Packard produced this car marketed for “Physicians and Others.” With room for five people, this Packard would set you back $2,500. To give you some perspective $2,500 was about half the price of a new, modest three bedroom home. The Packard Motor Car Co. produced its last automobile in 1962.
I love the name of this car – The Chainless Cudell. One of the few cars advertised that had a roof!The Searchmont, an import, has a double chain transmission with four speeds forward. Searchmont seemed to be appealing to potential customers that they were an honest car company. They used the word “principles” three times. As the ad says “$2,500 not five to ten thousand dollars – is luxuriously and solidly built, on right principles.”

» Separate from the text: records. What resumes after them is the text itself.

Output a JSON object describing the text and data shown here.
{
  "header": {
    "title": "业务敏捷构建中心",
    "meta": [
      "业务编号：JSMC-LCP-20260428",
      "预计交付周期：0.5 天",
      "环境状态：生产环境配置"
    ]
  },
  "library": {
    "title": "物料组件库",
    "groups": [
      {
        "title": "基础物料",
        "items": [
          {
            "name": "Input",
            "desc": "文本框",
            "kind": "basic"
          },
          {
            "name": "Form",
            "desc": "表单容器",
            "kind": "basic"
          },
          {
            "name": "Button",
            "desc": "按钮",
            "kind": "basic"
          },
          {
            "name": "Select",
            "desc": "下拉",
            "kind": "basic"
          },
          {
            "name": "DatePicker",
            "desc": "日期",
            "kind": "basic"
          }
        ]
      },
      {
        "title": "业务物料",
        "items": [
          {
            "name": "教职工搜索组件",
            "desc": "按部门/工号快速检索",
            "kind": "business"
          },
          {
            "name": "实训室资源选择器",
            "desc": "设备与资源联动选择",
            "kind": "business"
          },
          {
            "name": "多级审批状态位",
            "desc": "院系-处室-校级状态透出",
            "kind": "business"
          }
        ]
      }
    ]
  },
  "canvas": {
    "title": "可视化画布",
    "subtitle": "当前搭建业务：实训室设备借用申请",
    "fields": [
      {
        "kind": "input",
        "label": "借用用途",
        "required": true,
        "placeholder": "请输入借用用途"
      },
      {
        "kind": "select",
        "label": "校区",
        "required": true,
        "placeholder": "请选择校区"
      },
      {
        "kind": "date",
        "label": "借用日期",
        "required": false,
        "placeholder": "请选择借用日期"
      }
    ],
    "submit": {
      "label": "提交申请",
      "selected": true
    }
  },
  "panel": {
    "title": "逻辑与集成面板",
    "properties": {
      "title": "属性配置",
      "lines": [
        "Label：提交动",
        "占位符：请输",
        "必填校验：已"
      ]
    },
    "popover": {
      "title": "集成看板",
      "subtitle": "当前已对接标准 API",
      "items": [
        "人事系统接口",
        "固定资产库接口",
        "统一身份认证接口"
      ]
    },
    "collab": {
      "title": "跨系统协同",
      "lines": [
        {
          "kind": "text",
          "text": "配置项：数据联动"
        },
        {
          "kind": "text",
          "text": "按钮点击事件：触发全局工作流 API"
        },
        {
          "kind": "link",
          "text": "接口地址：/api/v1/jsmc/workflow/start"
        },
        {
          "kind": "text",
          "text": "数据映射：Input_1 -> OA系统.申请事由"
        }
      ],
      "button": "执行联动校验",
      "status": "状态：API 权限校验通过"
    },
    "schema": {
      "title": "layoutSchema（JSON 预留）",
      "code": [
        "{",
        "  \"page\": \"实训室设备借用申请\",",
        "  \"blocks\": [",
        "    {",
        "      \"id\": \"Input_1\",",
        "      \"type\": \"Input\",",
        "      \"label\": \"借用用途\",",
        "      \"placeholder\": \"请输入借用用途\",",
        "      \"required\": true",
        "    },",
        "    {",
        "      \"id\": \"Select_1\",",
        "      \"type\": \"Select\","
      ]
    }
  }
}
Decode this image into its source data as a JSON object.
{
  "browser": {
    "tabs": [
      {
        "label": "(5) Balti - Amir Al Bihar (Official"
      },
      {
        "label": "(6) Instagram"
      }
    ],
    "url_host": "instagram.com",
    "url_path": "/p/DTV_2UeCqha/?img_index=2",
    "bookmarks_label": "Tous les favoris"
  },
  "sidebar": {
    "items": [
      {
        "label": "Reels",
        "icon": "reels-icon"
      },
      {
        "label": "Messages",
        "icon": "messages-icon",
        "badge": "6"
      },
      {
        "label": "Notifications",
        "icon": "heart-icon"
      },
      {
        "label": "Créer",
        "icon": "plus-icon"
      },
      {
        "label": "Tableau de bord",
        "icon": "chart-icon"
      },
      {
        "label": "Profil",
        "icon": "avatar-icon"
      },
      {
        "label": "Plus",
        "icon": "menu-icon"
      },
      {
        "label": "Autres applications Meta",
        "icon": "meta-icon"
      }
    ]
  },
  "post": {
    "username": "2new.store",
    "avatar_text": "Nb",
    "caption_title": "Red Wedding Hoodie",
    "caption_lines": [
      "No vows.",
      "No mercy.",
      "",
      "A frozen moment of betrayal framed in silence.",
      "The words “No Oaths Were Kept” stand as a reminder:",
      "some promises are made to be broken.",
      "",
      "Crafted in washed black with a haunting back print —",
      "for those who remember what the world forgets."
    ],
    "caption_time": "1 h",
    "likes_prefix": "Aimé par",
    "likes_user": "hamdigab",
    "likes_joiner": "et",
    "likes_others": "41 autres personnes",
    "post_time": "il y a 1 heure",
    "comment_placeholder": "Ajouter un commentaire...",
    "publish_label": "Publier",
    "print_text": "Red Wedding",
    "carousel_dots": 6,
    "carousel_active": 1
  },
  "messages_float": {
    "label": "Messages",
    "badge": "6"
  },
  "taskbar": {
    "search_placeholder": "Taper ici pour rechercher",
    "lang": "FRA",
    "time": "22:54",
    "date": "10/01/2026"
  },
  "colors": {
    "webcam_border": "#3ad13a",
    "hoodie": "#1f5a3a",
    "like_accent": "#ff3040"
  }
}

Locomobile is “easily the best built car in America.” During the Boer War in Africa Locomobile became the first car to be used in a war. Many of the Locomobile models were run by steam. The car shown here is a new “gasolene model.” Locomobile was taken over in 1922 by Durant Motors and went out of business in 1929.
In 1903 a Winton was the first car to be driven on a transcontinental trip across the United States. On a $50 bet , Dr. Horatio Jackson who at the time had almost no driving experience took 63 days to go from San Francisco to New York and beat all the other car companies which had hired professionals to accomplish the same feat. Upon his arrival in New York many people doubted he had accomplished the feat, but he had.
Airplanes would change the world with the historic first flight by the Wright Brothers at Kitty Hawk in 1903. So the White Sewing Machine Company, (that’s right sewing machine company!) compared their new car which was “noiseless and free from all motor vibrations” to air flight.
The Moyea uses imagery to sell their autos, with a few words to describe their superior product. The company only lasted one year. The Alden Sampson Company agreed that Moyea was a superb car. Alden Sampson bought Moyea in 1904. The Moyea became Alden Sampson Models.